One such gathering that the Dalai Lama helped bring together was held last year in San Francisco because that is where the United Nations was founded. How sad it is that the United Nations he was honoring with this gathering has strayed so far from its founding principles that it has banished the Dalai Lama from its premises.
As the UN’s snubs of the Dalai Lama demonstrate, it has lost whatever moral bearings it may originally have had and has become the corrupted instrument of anti-democratic forces. It accords the same voting rights in the General Assembly to dictatorships, which have no accountability to their own people and which flout the founding principles of the UN Charter, as it does to democratic countries that uphold these principles. Dictators certainly have no respect for the bedrock principles of freedom and respect for individual human rights that are so fundamental to a democracy. And dictators could not care less what the United Nations says or does unless their own survival is at stake. Raw power is their raison d'être and they do not hesitate to manipulate the processes of the UN to their selfish advantage.
China uses its veto power in the Security Council, its membership on the Human Rights Council and its leadership of a large bloc of developing countries in the General Assembly to protect rogue states like Myanmar, Sudan and Iran from any meaningful sanctions because that serves its economic and political interests. And, of course, China makes sure that the United Nations remains quiescent when it comes to China’s own pitiful human rights record.
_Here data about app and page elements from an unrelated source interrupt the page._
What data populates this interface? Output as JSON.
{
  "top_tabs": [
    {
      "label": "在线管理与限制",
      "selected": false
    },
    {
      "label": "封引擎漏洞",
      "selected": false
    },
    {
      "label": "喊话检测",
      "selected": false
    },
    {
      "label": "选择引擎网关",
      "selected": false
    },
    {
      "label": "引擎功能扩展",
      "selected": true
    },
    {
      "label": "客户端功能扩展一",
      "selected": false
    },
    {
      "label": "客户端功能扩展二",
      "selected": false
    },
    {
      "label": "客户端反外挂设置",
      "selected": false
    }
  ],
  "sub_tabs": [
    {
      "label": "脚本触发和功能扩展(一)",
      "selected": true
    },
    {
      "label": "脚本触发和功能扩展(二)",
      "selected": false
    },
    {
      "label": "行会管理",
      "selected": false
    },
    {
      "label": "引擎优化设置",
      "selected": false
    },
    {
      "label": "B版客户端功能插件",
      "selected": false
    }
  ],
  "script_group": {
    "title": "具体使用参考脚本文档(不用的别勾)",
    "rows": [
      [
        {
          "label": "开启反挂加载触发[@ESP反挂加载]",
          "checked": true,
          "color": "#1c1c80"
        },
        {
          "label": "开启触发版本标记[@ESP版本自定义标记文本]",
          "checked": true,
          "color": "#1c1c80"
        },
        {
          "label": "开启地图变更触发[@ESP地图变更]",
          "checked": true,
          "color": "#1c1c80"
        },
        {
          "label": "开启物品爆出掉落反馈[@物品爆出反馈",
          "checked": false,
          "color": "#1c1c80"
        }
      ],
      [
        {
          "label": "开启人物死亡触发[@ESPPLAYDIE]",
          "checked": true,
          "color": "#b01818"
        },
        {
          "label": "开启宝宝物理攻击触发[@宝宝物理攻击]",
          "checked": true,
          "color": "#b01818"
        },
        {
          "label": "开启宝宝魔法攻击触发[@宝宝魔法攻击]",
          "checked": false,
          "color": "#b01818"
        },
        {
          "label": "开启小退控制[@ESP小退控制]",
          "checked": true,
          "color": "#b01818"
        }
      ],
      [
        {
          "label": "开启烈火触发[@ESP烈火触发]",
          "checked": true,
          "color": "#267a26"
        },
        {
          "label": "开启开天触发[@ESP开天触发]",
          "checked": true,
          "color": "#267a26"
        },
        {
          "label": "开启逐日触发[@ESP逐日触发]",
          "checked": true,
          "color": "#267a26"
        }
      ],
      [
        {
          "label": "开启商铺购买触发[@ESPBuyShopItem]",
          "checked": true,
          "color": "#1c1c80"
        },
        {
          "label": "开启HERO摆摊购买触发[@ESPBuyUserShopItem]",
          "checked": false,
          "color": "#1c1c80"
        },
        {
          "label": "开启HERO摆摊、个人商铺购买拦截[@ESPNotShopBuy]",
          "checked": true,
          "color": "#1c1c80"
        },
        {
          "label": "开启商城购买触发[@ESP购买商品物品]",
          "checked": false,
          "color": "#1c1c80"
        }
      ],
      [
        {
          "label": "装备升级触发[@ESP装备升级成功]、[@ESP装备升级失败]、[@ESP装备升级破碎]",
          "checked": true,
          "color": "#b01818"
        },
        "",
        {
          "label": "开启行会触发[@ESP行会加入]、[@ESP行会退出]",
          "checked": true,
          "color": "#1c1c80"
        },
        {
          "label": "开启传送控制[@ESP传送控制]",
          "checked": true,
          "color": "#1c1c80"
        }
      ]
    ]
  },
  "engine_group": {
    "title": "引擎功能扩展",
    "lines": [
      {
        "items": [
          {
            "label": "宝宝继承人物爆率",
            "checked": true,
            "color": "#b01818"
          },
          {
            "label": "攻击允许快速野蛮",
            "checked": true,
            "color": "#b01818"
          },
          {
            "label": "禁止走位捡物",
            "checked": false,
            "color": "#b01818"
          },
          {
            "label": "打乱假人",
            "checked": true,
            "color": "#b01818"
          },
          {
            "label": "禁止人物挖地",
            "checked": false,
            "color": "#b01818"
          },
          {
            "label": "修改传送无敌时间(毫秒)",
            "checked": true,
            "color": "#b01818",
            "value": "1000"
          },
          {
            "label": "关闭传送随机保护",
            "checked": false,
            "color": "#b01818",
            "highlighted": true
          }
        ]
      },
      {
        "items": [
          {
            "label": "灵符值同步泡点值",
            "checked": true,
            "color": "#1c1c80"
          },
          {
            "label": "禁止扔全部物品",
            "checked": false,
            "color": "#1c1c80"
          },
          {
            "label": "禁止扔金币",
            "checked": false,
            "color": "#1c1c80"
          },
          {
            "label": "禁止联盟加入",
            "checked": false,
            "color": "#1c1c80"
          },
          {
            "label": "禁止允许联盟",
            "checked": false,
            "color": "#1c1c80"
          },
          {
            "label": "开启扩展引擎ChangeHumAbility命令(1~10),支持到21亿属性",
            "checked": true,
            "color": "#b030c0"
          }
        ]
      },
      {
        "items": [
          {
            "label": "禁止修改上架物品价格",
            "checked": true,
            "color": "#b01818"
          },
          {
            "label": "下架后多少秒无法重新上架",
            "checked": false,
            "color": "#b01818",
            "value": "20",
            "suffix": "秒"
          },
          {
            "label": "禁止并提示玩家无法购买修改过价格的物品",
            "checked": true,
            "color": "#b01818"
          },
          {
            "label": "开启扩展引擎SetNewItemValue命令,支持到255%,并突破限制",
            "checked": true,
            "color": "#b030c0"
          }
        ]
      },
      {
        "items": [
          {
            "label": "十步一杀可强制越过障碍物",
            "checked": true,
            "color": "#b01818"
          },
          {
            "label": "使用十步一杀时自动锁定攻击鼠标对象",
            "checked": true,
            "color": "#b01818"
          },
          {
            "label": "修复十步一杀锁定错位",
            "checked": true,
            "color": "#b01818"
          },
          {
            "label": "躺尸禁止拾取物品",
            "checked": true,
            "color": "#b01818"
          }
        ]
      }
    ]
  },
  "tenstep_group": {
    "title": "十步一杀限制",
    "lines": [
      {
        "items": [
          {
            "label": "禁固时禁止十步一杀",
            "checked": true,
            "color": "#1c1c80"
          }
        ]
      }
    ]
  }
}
Thus, as far as the UN brass is concerned, the Dalai Lama simply does not exist.
 'Westerners are too self-absorbed' by Alice Thomson, Telegraph.Co.UK (January 4, 2006).
 The Times of India (October 10, 2006).
 Dalai Lama meets with Muslim leaders at US anti-terror summit, Khaleej Times (April 16, 2006).